Listen to the Episode

Ep 111: The Franchomme Episode, With Louise Dubin

Chances are, unless you happen to be a cellist, you've probably never heard of Auguste Franchomme. But back in the day, he was one of the most celebrated musicians in Paris, he was besties with Chopin, and he hung out with people like Franz Liszt, Felix Mendelssohn, and the Rothschilds. He was a teenager when he won the Premier Prix at the Paris Conservatoire, and he was solo cellist in King Louis-Philippe's Musique du Roi. So, why is it that most of his work hasn't been recorded and is, in fact, out of print? Why do we remember the name "Chopin" and not "Franchomme"? Cellist and Franchomme scholar Louise Dubin, who just put out a CD called The Franchomme Project, discusses this and much more in this episode. All music in this episode from Louise Dubin's The Franchomme Project. Audio production by Todd "Terr-ee-bleh" Hulslander with eating of palmiere by Dacia Clay and editing by Mark DiClaudio. For more about Louise Dubin: For more Classroom:

Listen to the Episode

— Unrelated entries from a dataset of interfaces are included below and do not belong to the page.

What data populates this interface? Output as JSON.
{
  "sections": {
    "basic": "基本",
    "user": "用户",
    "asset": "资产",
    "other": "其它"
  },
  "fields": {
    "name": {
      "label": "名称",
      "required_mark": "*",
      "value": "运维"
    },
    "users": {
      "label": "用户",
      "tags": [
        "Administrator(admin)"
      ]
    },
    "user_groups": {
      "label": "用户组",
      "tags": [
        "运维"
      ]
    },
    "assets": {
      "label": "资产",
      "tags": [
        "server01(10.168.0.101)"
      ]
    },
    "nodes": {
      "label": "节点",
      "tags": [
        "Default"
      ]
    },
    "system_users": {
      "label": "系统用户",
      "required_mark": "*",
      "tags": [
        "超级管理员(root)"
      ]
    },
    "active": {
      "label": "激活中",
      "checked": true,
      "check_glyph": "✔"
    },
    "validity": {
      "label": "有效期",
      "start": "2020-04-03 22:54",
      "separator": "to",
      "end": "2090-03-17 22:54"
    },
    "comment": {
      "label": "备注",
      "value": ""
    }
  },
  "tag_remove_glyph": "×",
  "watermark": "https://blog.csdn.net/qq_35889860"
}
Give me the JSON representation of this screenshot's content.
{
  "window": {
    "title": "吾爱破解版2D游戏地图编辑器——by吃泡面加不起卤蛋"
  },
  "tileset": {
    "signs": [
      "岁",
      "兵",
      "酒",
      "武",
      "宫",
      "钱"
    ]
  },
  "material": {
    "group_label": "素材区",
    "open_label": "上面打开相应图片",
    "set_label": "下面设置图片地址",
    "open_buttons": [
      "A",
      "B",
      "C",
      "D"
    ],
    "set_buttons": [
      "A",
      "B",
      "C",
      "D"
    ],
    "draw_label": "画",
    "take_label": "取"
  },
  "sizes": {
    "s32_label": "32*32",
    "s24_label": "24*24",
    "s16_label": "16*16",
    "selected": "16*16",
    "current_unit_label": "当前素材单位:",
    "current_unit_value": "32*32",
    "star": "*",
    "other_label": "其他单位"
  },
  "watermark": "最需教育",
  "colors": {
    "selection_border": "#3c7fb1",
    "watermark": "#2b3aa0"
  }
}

Back To Top

NPR thanks our sponsors

Become an NPR sponsor

Support comes from